I have been skeptical about the Kindle and other such electronic-book-reading-gizmos, but this article does bring up an interesting new usage: searchable text. In the posting, "A Kindle Trick Changes the Reading Experience," the author uses the search to locate an overused phrase in the book he was reading.
I wonder how/if this will affect the publishing world... if all text is searchable, then you have to be even more careful of what you say. Is this a positive advancement or a step in the wrong direction (to a continually commercialized literary experience)? That I don't know.
As one commenter suggests, it is like a Biblical Concordance but for every book. What would this mean for literature classes?

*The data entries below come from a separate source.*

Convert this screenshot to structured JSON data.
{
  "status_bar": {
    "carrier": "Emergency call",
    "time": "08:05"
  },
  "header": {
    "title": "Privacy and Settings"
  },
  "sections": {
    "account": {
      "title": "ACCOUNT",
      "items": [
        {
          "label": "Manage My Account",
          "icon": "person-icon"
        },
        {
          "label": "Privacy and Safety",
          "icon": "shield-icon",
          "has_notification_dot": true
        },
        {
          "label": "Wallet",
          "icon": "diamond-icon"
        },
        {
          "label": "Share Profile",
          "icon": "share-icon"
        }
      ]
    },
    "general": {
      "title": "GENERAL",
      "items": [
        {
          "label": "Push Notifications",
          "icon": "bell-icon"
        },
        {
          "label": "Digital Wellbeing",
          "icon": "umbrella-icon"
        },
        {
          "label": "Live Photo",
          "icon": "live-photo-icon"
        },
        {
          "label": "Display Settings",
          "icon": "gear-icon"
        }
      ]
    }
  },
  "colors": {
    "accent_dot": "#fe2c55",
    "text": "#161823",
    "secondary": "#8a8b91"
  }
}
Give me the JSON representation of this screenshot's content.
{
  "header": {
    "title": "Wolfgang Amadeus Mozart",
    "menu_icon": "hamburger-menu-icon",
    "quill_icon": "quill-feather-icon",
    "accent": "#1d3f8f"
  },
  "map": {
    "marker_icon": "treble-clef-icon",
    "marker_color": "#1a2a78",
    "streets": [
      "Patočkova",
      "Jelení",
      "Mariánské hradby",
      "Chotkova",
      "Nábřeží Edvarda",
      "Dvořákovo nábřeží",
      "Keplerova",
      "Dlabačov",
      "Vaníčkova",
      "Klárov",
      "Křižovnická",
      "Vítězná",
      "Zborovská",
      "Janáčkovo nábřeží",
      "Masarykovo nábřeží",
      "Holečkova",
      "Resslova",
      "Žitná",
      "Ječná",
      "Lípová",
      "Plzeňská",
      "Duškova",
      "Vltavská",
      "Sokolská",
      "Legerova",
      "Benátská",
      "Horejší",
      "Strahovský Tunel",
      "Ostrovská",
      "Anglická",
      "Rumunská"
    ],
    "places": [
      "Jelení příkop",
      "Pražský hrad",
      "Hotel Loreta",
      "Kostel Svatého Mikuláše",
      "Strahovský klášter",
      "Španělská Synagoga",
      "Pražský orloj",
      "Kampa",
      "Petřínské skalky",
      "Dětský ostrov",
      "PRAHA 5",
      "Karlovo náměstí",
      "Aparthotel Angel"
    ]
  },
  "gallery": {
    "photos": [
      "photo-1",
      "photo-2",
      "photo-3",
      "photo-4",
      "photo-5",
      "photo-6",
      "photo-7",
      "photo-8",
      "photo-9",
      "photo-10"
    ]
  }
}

Honestly, as one may suppose, I have been a long-term supporter of the tactile sensation of a book and the entire reading experience; however, I am intrigued about the potential meaning of the Kindle. This would be a handy function for textbooks, among other things.
Theater in the Library: The Dybbuk
13 hours ago